A June 24 obituary of Faith Gabelnick gave incorrect dates for her teaching career. She taught at American University from 1969 to 1977 and at the University of Maryland at College Park from 1978 to 1987. (Published 6/29/04)

Al Lapin Jr.

Pancake Entrepreneur

Al Lapin Jr., 76, an entrepreneur who co-founded the International House of Pancakes chain with a single restaurant in 1958, died of cancer June 16 at a hospital in Los Angeles.

Mr. Lapin ran a series of coffee carts in Los Angeles when he took notice of such fast-food chains as McDonald's flourishing in Southern California and decided to open his own restaurant. Convinced he could market pancakes and waffles to the masses, he and his younger brother Jerry started IHOP in Los Angeles' Toluca Lake section with $25,000. The restaurant stood out for its chalet theme, boysenberry-flavored syrups, blue roof and unusual dishes, including Tahitian orange-pineapple pancakes.

As president and chairman, Mr. Lapin expanded the chain in the 1960s through franchising and eventually built a conglomerate, International Industries Inc., that included Orange Julius and other food chains. In 1970, his holdings were valued at $40 million. By 1973, however, a combination of tightening credit, overexpansion and recession had crippled the company, leading Mr. Lapin to sell his stake for just $50,000.

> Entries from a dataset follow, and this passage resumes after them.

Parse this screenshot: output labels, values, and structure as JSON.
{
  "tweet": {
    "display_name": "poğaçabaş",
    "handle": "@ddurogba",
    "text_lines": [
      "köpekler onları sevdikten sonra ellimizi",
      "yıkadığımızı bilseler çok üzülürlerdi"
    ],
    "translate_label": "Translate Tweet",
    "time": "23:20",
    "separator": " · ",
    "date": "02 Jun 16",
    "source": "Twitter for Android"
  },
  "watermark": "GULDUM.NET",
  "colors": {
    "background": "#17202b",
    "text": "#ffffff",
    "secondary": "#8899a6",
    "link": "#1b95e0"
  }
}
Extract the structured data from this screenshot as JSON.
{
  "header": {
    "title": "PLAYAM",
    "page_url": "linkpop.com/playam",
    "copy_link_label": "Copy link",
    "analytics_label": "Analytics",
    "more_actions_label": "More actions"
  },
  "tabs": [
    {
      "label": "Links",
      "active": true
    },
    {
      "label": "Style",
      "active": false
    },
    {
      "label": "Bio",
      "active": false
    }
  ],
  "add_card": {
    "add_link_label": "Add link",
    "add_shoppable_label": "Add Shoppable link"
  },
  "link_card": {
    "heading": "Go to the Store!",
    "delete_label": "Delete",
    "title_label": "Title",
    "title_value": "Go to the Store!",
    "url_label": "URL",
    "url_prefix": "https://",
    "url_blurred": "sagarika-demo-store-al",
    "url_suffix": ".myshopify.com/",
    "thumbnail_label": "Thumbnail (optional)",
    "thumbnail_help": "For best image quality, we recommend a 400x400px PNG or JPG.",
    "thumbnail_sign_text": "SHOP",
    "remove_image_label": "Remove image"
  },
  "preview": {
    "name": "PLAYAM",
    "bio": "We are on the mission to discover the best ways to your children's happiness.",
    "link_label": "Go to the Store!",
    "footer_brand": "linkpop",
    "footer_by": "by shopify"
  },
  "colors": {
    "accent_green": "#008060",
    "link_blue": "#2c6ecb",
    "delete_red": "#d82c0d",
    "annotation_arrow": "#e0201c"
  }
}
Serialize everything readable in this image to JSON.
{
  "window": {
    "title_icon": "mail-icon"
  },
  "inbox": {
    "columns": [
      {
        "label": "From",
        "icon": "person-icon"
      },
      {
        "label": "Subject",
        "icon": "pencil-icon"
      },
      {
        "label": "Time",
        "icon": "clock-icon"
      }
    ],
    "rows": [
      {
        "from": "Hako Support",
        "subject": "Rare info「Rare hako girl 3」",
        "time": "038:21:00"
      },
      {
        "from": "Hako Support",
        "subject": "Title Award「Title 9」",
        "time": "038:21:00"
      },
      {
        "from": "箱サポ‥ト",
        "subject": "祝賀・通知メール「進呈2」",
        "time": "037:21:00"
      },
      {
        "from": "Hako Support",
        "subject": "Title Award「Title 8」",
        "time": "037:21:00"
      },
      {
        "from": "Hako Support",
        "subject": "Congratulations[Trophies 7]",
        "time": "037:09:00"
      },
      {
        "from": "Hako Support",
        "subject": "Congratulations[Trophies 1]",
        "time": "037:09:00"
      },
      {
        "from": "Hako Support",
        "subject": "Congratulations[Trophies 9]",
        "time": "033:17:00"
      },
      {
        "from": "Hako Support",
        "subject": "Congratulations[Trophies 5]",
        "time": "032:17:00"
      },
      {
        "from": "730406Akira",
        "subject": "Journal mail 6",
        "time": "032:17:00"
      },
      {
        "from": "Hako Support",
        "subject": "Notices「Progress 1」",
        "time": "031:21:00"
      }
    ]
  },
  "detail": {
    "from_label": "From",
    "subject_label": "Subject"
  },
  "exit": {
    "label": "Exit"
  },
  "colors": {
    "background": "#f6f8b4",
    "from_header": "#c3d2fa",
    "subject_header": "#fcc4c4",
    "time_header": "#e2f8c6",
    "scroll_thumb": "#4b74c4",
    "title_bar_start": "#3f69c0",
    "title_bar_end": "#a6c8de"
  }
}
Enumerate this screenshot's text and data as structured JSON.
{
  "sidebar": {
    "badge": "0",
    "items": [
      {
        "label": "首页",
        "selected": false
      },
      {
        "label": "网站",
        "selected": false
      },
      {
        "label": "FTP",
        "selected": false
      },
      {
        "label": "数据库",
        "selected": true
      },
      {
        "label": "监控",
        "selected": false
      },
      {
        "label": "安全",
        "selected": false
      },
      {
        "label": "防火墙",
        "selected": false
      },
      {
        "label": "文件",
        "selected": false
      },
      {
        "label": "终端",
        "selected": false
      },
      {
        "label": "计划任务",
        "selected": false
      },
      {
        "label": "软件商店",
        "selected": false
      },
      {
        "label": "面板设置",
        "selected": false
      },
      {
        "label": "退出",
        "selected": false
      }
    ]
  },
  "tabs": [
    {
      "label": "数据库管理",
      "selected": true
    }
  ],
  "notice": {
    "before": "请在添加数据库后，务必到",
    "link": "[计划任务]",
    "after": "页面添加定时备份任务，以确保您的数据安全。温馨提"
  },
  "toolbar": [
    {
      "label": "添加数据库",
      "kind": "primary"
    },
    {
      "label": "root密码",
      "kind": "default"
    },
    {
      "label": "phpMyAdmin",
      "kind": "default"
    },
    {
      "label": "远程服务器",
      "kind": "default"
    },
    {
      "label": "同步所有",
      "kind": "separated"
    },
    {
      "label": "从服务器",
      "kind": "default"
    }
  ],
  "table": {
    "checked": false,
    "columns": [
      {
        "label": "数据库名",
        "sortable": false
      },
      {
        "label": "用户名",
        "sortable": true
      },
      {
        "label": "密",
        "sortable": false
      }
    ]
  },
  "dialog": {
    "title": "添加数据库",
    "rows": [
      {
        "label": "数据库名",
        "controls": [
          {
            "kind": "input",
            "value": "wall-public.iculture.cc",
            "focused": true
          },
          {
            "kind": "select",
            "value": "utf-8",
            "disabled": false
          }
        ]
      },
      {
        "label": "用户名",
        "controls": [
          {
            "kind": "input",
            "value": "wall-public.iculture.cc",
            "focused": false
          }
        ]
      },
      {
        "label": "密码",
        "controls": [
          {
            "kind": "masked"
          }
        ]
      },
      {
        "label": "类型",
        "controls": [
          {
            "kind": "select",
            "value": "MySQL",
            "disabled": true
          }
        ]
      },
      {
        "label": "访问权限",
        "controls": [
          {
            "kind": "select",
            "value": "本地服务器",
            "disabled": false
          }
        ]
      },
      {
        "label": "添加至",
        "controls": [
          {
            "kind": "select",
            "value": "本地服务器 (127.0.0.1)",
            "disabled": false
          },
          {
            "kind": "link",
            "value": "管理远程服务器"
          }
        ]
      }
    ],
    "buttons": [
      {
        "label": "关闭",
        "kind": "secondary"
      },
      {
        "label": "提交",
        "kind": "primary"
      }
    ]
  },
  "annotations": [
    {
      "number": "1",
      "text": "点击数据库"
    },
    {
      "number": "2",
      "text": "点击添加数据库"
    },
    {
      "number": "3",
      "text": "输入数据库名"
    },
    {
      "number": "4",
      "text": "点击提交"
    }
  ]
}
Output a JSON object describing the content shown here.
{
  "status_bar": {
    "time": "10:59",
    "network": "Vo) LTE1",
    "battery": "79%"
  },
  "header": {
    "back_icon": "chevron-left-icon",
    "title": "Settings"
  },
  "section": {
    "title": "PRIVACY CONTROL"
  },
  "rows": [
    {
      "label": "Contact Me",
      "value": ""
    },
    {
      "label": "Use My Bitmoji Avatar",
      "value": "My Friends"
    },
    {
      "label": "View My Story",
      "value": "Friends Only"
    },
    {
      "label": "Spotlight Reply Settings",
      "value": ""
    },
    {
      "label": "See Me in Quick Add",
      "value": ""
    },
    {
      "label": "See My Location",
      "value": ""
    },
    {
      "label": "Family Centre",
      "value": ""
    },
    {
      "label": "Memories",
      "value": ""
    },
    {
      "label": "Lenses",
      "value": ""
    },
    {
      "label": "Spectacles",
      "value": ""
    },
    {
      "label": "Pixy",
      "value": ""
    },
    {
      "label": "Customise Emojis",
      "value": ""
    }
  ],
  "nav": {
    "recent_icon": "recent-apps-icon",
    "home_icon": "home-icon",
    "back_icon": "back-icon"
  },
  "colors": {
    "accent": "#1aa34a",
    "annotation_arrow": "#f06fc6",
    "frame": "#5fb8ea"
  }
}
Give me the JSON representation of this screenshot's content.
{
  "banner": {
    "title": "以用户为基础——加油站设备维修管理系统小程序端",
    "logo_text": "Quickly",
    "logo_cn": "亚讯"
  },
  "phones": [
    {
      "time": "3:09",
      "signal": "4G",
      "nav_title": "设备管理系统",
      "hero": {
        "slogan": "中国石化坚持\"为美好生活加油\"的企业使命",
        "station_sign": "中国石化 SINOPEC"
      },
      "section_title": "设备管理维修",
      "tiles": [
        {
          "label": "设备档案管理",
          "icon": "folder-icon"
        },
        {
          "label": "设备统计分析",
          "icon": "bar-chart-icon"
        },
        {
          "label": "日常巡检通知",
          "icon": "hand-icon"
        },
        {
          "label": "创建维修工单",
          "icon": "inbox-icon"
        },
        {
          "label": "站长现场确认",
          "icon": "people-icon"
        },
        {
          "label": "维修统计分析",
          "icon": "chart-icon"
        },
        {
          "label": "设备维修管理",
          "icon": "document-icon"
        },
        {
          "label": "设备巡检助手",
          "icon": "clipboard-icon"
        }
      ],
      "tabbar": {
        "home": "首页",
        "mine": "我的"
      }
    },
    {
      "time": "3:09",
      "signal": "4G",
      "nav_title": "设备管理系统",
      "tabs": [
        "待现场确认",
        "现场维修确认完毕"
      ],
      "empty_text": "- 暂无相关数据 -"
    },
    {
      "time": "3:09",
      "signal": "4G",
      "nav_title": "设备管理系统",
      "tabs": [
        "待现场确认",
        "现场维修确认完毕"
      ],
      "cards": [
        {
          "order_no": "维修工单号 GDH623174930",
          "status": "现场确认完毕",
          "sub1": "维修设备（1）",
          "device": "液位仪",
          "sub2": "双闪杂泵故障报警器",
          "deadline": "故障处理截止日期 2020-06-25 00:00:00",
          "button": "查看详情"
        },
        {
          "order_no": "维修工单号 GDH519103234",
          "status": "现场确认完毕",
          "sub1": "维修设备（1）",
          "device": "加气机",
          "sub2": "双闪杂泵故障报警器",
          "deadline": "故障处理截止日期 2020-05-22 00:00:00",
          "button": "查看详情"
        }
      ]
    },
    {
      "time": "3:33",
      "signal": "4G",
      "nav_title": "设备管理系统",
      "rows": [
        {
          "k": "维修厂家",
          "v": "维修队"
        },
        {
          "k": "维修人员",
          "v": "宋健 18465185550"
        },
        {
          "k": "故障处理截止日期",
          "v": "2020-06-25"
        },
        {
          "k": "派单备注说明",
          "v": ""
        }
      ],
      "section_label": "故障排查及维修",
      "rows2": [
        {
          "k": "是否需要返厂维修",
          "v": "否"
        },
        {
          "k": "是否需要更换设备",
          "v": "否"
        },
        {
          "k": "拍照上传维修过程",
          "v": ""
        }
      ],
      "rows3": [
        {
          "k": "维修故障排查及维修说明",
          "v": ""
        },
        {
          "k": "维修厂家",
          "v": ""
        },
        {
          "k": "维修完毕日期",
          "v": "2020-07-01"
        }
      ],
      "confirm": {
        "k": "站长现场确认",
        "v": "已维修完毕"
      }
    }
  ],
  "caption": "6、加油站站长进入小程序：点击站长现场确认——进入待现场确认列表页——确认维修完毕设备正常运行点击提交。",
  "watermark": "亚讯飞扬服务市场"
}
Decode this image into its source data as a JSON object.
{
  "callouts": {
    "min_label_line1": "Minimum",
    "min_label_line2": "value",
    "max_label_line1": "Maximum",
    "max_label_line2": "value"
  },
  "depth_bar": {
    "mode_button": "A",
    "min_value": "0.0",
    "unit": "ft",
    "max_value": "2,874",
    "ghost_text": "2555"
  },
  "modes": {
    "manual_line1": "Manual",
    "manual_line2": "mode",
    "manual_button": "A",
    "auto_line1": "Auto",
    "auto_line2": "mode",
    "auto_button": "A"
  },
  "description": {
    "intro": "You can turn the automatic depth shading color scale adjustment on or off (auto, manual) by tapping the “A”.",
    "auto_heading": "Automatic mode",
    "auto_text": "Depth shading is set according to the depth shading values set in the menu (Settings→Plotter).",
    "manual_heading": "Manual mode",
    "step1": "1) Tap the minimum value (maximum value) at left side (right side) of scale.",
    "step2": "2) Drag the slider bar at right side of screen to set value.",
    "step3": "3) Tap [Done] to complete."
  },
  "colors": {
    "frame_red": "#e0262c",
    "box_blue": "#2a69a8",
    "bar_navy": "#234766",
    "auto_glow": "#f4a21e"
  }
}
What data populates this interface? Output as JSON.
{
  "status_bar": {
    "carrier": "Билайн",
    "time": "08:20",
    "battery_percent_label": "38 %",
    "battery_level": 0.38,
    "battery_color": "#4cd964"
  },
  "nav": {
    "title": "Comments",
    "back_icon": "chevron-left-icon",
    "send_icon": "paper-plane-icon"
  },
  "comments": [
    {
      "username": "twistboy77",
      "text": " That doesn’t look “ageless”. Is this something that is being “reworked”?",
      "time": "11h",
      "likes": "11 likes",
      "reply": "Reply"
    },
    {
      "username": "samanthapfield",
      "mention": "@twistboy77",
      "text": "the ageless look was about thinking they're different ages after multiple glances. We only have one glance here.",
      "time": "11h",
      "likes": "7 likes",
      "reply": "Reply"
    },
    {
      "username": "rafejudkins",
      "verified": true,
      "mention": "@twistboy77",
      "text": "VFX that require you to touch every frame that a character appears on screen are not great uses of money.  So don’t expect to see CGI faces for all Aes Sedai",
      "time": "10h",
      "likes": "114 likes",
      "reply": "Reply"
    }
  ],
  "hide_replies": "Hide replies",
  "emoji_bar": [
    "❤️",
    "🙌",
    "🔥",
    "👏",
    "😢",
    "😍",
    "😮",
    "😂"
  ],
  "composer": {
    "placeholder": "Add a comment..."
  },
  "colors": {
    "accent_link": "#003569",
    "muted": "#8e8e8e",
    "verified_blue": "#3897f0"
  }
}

He later bought a breakfast restaurant in Santa Monica and a franchiser of printing centers. He also tried a pizza and video delivery business and a production company that featured videos of rock stars teaching children to play instruments, but those never met the same success as IHOP. In 1989, he declared bankruptcy.

Faith Gabelnick

University President

Faith Gabelnick, 60, the former president of Pacific University in Forest Grove, Ore., died of pancreatic cancer June 13 at a hospital in Portland, Ore. She was president of the university from 1995 to 2003.

Dr. Gabelnick was born in New York, graduated from Douglass College of Rutgers University, received a master's degree from the University of Massachusetts and was a graduate student at American University from 1974 to 1976, receiving a doctorate in literary studies.

She taught at the University of Maryland at College Park from 1966 to 1967, serving as associate director of the honors program, and taught at American from 1969 to 1971. She wrote several books and papers on the role of women and leadership and held faculty and administrative positions at Western Michigan University and Mills College in Oakland, Calif., before being named president of Pacific.